In September of 2020, I appointed a NYSBA team to negotiate the new lease for One Elk Street with the Foundation. Past President David Miranda chairs the negotiating team, which also includes Michael McNamara and Sandra Rivera. As part of the discussions between this team and the Bar Foundation, NYSBA told the Foundation that substantial renovations would be needed for the Bar Center. On Dec. 3, 2020, NYSBA asked the Foundation whether it would be willing to raise the funds necessary to pay for these renovations, which are necessary to keep the Bar Center viable into the future. On Dec. 31, 2020, the Foundation said it was not capable of leading such an ambitious capital campaign but has expressed a willingness to discuss common goals and concerns of our organizations.
With this understanding, NYSBA subsequently inquired about the cost of performing the most immediate and necessary repairs and received an estimate of $2.6 million, and has begun investigating the cost of renting new facilities in downtown Albany. Before taking further action, NYSBA must take a serious inventory of the fiscal realities of maintaining the building at One Elk Street, its post-pandemic staffing needs, and how to best serve our members and fulfill our core mission with the resources it has. At the House of Delegates meeting this past Saturday, we discussed these realities and the status of the lease negotiations, which we are now sharing with you.
While the Bar Center clearly has sentimental and historical value, we cannot let emotion guide our business decisions. Now, more than ever, we must show fiscal restraint as the Association and its members recover from the pandemic and resulting economic fallout in order to ensure that NYSBA continues to flourish.

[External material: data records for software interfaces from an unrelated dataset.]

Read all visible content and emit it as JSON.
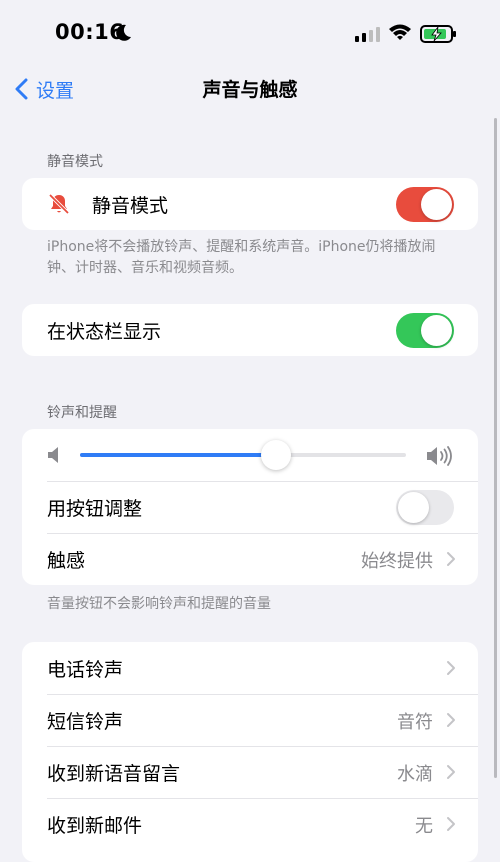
{
  "status_bar": {
    "time": "00:16"
  },
  "nav": {
    "back_label": "设置",
    "title": "声音与触感"
  },
  "silent": {
    "header": "静音模式",
    "label": "静音模式",
    "on": true,
    "toggle_color": "#e84c3d",
    "footer": "iPhone将不会播放铃声、提醒和系统声音。iPhone仍将播放闹钟、计时器、音乐和视频音频。"
  },
  "status_show": {
    "label": "在状态栏显示",
    "on": true,
    "toggle_color": "#34c759"
  },
  "ringer": {
    "header": "铃声和提醒",
    "volume_level": 0.6,
    "adjust_label": "用按钮调整",
    "adjust_on": false,
    "haptics_label": "触感",
    "haptics_value": "始终提供",
    "footer": "音量按钮不会影响铃声和提醒的音量"
  },
  "sounds": [
    {
      "label": "电话铃声",
      "value": ""
    },
    {
      "label": "短信铃声",
      "value": "音符"
    },
    {
      "label": "收到新语音留言",
      "value": "水滴"
    },
    {
      "label": "收到新邮件",
      "value": "无"
    }
  ],
  "colors": {
    "accent": "#2f7cf6",
    "background": "#f2f2f7"
  }
}
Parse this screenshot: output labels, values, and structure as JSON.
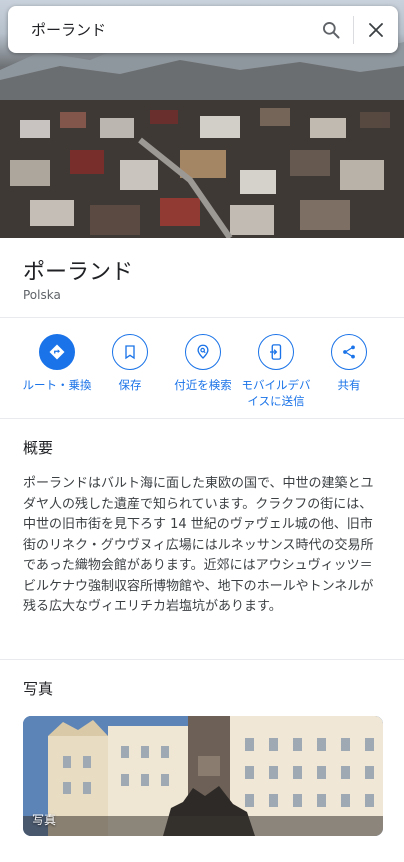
{
  "search": {
    "value": "ポーランド"
  },
  "place": {
    "title": "ポーランド",
    "subtitle": "Polska"
  },
  "actions": [
    {
      "label": "ルート・乗換",
      "icon": "directions-icon"
    },
    {
      "label": "保存",
      "icon": "bookmark-icon"
    },
    {
      "label": "付近を検索",
      "icon": "nearby-search-icon"
    },
    {
      "label": "モバイルデバイスに送信",
      "icon": "send-to-phone-icon"
    },
    {
      "label": "共有",
      "icon": "share-icon"
    }
  ],
  "overview": {
    "title": "概要",
    "text": "ポーランドはバルト海に面した東欧の国で、中世の建築とユダヤ人の残した遺産で知られています。クラクフの街には、中世の旧市街を見下ろす 14 世紀のヴァヴェル城の他、旧市街のリネク・グウヴヌィ広場にはルネッサンス時代の交易所であった織物会館があります。近郊にはアウシュヴィッツ＝ビルケナウ強制収容所博物館や、地下のホールやトンネルが残る広大なヴィエリチカ岩塩坑があります。"
  },
  "photos": {
    "title": "写真",
    "card_label": "写真"
  },
  "colors": {
    "accent": "#1a73e8",
    "text": "#202124",
    "divider": "#e8eaed"
  }
}
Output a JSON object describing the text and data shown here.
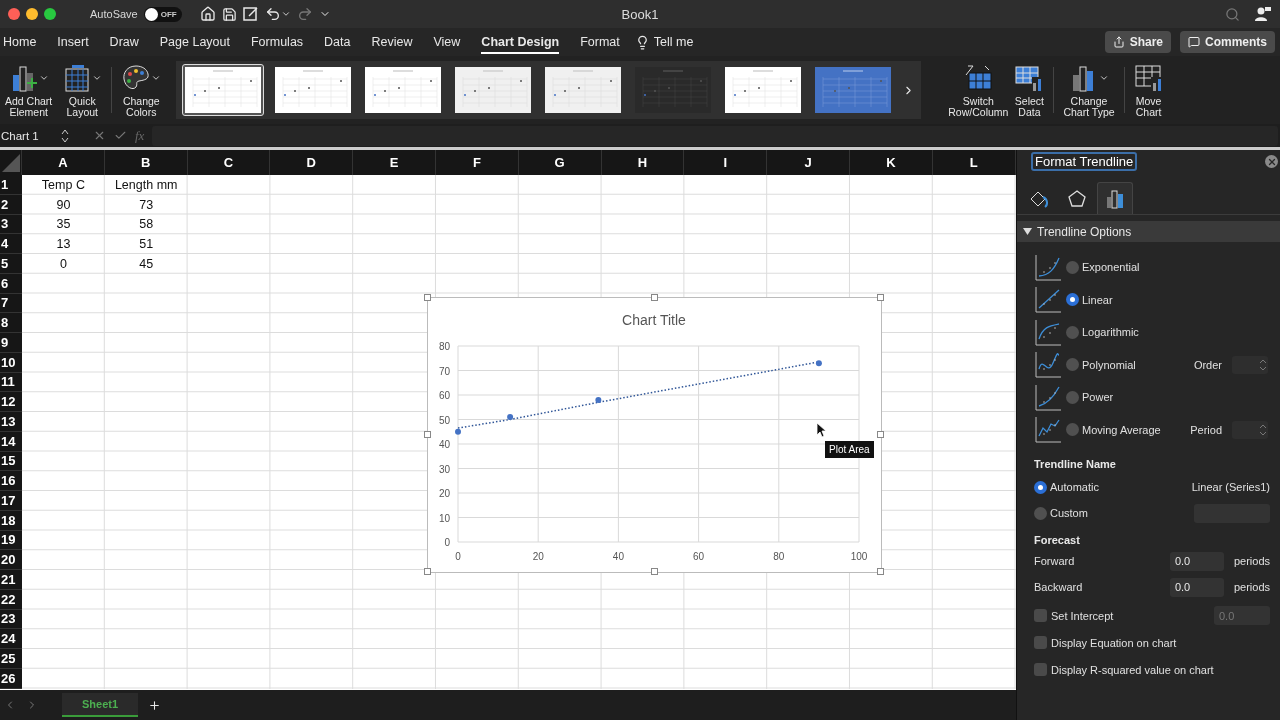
{
  "window": {
    "title": "Book1"
  },
  "quick_access": {
    "autosave_label": "AutoSave",
    "autosave_on": false,
    "autosave_state": "OFF"
  },
  "tabs": [
    {
      "label": "Home",
      "selected": false
    },
    {
      "label": "Insert",
      "selected": false
    },
    {
      "label": "Draw",
      "selected": false
    },
    {
      "label": "Page Layout",
      "selected": false
    },
    {
      "label": "Formulas",
      "selected": false
    },
    {
      "label": "Data",
      "selected": false
    },
    {
      "label": "Review",
      "selected": false
    },
    {
      "label": "View",
      "selected": false
    },
    {
      "label": "Chart Design",
      "selected": true
    },
    {
      "label": "Format",
      "selected": false
    }
  ],
  "tell_me": "Tell me",
  "share_button": "Share",
  "comments_button": "Comments",
  "ribbon": {
    "left_commands": [
      "Add Chart\nElement",
      "Quick\nLayout",
      "Change\nColors"
    ],
    "chart_styles": [
      {
        "kind": "plain",
        "selected": true
      },
      {
        "kind": "plain",
        "selected": false
      },
      {
        "kind": "plain",
        "selected": false
      },
      {
        "kind": "grey",
        "selected": false
      },
      {
        "kind": "grey",
        "selected": false
      },
      {
        "kind": "dark",
        "selected": false
      },
      {
        "kind": "plain",
        "selected": false
      },
      {
        "kind": "blue",
        "selected": false
      }
    ],
    "right_commands": [
      "Switch\nRow/Column",
      "Select\nData",
      "Change\nChart Type",
      "Move\nChart"
    ]
  },
  "formula_bar": {
    "name_box": "Chart 1",
    "fx": "fx"
  },
  "sheet": {
    "columns": [
      "A",
      "B",
      "C",
      "D",
      "E",
      "F",
      "G",
      "H",
      "I",
      "J",
      "K",
      "L"
    ],
    "rows": [
      {
        "number": "1",
        "cells": [
          "Temp C",
          "Length mm"
        ]
      },
      {
        "number": "2",
        "cells": [
          "90",
          "73"
        ]
      },
      {
        "number": "3",
        "cells": [
          "35",
          "58"
        ]
      },
      {
        "number": "4",
        "cells": [
          "13",
          "51"
        ]
      },
      {
        "number": "5",
        "cells": [
          "0",
          "45"
        ]
      },
      {
        "number": "6"
      },
      {
        "number": "7"
      },
      {
        "number": "8"
      },
      {
        "number": "9"
      },
      {
        "number": "10"
      },
      {
        "number": "11"
      },
      {
        "number": "12"
      },
      {
        "number": "13"
      },
      {
        "number": "14"
      },
      {
        "number": "15"
      },
      {
        "number": "16"
      },
      {
        "number": "17"
      },
      {
        "number": "18"
      },
      {
        "number": "19"
      },
      {
        "number": "20"
      },
      {
        "number": "21"
      },
      {
        "number": "22"
      },
      {
        "number": "23"
      },
      {
        "number": "24"
      },
      {
        "number": "25"
      },
      {
        "number": "26"
      }
    ]
  },
  "chart": {
    "tooltip": "Plot Area",
    "chart_data": {
      "type": "scatter",
      "title": "Chart Title",
      "x": [
        90,
        35,
        13,
        0
      ],
      "series": [
        {
          "color": "#4472c4",
          "values": [
            73,
            58,
            51,
            45
          ]
        },
        {
          "type": "line",
          "line_style": "dotted",
          "color": "#2f5597",
          "values": [
            73.5,
            57,
            50,
            46.5
          ]
        }
      ],
      "grid": true,
      "xlim": [
        0,
        100
      ],
      "ylim": [
        0,
        80
      ],
      "xticks": [
        0,
        20,
        40,
        60,
        80,
        100
      ],
      "yticks": [
        0,
        10,
        20,
        30,
        40,
        50,
        60,
        70,
        80
      ]
    }
  },
  "sheet_tabs": [
    {
      "label": "Sheet1",
      "selected": true
    }
  ],
  "panel": {
    "title": "Format Trendline",
    "tabs": [
      {
        "selected": false
      },
      {
        "selected": false
      },
      {
        "selected": true
      }
    ],
    "section": {
      "label": "Trendline Options",
      "expanded": true
    },
    "types": [
      {
        "label": "Exponential",
        "selected": false
      },
      {
        "label": "Linear",
        "selected": true
      },
      {
        "label": "Logarithmic",
        "selected": false
      },
      {
        "label": "Polynomial",
        "selected": false,
        "option_label": "Order"
      },
      {
        "label": "Power",
        "selected": false
      },
      {
        "label": "Moving Average",
        "selected": false,
        "option_label": "Period"
      }
    ],
    "name_heading": "Trendline Name",
    "name_options": [
      {
        "label": "Automatic",
        "selected": true,
        "value": "Linear (Series1)"
      },
      {
        "label": "Custom",
        "selected": false
      }
    ],
    "forecast_heading": "Forecast",
    "forecast": [
      {
        "label": "Forward",
        "value": "0.0",
        "unit": "periods"
      },
      {
        "label": "Backward",
        "value": "0.0",
        "unit": "periods"
      }
    ],
    "checkboxes": [
      {
        "label": "Set Intercept",
        "checked": false,
        "placeholder": "0.0"
      },
      {
        "label": "Display Equation on chart",
        "checked": false
      },
      {
        "label": "Display R-squared value on chart",
        "checked": false
      }
    ]
  }
}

The timing of the current lease expiration, and lessons we learned from the pandemic, permits us to examine and transform how we do business, how we can maximize our reach, and most importantly improve how we attract and serve our members in the next decade and beyond.